DATA EXTRACTS |
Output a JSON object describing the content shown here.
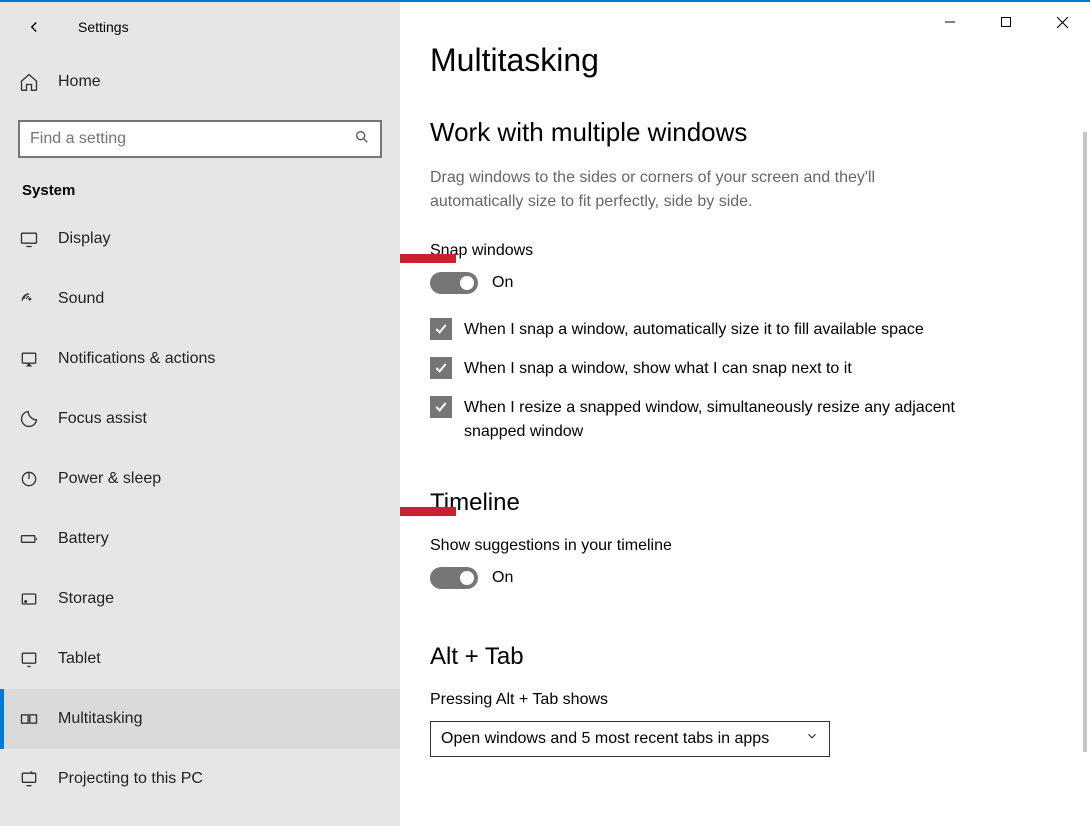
{
  "window_title": "Settings",
  "nav": {
    "home": "Home",
    "search_placeholder": "Find a setting",
    "category": "System",
    "items": [
      {
        "icon": "display",
        "label": "Display"
      },
      {
        "icon": "sound",
        "label": "Sound"
      },
      {
        "icon": "notifications",
        "label": "Notifications & actions"
      },
      {
        "icon": "focus",
        "label": "Focus assist"
      },
      {
        "icon": "power",
        "label": "Power & sleep"
      },
      {
        "icon": "battery",
        "label": "Battery"
      },
      {
        "icon": "storage",
        "label": "Storage"
      },
      {
        "icon": "tablet",
        "label": "Tablet"
      },
      {
        "icon": "multitasking",
        "label": "Multitasking",
        "active": true
      },
      {
        "icon": "projecting",
        "label": "Projecting to this PC"
      }
    ]
  },
  "page": {
    "title": "Multitasking",
    "snap": {
      "heading": "Work with multiple windows",
      "desc": "Drag windows to the sides or corners of your screen and they'll automatically size to fit perfectly, side by side.",
      "toggle_label": "Snap windows",
      "toggle_state": "On",
      "checks": [
        "When I snap a window, automatically size it to fill available space",
        "When I snap a window, show what I can snap next to it",
        "When I resize a snapped window, simultaneously resize any adjacent snapped window"
      ]
    },
    "timeline": {
      "heading": "Timeline",
      "label": "Show suggestions in your timeline",
      "toggle_state": "On"
    },
    "alttab": {
      "heading": "Alt + Tab",
      "label": "Pressing Alt + Tab shows",
      "selected": "Open windows and 5 most recent tabs in apps"
    }
  }
}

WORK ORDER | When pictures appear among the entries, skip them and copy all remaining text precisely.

SOLVED EXERCISE |
Output a JSON object describing the content shown here.
{
  "window_title": "Settings",
  "nav": {
    "home": "Home",
    "search_placeholder": "Find a setting",
    "category": "System",
    "items": [
      {
        "icon": "display",
        "label": "Display"
      },
      {
        "icon": "sound",
        "label": "Sound"
      },
      {
        "icon": "notifications",
        "label": "Notifications & actions"
      },
      {
        "icon": "focus",
        "label": "Focus assist"
      },
      {
        "icon": "power",
        "label": "Power & sleep"
      },
      {
        "icon": "battery",
        "label": "Battery"
      },
      {
        "icon": "storage",
        "label": "Storage"
      },
      {
        "icon": "tablet",
        "label": "Tablet"
      },
      {
        "icon": "multitasking",
        "label": "Multitasking",
        "active": true
      },
      {
        "icon": "projecting",
        "label": "Projecting to this PC"
      }
    ]
  },
  "page": {
    "title": "Multitasking",
    "snap": {
      "heading": "Work with multiple windows",
      "desc": "Drag windows to the sides or corners of your screen and they'll automatically size to fit perfectly, side by side.",
      "toggle_label": "Snap windows",
      "toggle_state": "On",
      "checks": [
        "When I snap a window, automatically size it to fill available space",
        "When I snap a window, show what I can snap next to it",
        "When I resize a snapped window, simultaneously resize any adjacent snapped window"
      ]
    },
    "timeline": {
      "heading": "Timeline",
      "label": "Show suggestions in your timeline",
      "toggle_state": "On"
    },
    "alttab": {
      "heading": "Alt + Tab",
      "label": "Pressing Alt + Tab shows",
      "selected": "Open windows and 5 most recent tabs in apps"
    }
  }
}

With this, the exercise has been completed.